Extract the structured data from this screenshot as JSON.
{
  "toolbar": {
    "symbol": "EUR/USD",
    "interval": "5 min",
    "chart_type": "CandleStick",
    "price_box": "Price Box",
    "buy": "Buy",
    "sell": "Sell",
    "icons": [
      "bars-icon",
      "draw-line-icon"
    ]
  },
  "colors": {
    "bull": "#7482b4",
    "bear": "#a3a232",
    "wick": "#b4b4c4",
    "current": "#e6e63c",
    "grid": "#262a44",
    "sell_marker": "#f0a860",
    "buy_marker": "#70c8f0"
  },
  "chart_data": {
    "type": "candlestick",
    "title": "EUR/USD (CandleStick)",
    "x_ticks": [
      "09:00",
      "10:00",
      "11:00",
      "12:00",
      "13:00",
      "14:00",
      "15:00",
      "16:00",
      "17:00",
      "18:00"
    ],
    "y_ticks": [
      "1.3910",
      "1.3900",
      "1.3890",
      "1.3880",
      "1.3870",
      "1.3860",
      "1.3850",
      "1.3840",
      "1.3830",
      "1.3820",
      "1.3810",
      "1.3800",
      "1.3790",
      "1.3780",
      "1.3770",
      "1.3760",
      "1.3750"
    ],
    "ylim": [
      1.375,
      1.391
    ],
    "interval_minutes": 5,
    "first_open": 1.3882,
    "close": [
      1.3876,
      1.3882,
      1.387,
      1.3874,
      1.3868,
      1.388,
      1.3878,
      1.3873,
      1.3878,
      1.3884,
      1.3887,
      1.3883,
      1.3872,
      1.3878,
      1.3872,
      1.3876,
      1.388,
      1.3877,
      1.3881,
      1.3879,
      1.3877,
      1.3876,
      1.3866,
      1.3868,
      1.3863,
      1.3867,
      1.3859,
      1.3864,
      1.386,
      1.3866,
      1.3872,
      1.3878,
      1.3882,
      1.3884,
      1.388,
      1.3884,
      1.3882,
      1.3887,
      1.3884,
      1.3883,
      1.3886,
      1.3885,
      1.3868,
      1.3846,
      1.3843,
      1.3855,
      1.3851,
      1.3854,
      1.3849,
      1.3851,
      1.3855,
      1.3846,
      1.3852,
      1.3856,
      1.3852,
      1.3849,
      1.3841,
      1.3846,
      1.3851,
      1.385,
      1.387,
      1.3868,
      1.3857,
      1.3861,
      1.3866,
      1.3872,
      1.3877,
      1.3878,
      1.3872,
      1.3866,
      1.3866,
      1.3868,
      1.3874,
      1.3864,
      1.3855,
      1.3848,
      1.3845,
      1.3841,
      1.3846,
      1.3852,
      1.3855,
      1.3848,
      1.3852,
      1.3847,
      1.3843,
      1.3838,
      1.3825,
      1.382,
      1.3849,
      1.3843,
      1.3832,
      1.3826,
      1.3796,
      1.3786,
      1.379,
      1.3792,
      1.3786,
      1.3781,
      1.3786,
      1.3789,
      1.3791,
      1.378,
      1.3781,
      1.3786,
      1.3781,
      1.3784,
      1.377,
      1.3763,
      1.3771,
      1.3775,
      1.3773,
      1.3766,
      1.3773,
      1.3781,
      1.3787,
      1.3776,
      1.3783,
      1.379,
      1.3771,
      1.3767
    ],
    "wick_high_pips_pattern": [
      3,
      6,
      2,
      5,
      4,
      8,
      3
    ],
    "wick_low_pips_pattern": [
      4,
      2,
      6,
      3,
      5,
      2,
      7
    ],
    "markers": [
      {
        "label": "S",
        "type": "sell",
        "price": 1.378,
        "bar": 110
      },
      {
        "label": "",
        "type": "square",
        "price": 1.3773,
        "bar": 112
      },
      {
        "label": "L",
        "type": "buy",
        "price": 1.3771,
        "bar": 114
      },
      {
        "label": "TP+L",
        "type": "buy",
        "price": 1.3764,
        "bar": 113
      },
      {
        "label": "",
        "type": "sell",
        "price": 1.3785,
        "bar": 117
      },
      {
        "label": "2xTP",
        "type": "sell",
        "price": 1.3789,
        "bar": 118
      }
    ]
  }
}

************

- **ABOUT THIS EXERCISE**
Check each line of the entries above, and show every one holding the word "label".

- **YOUR SOLUTION**
        "label": "S",
        "label": "",
        "label": "L",
        "label": "TP+L",
        "label": "",
        "label": "2xTP",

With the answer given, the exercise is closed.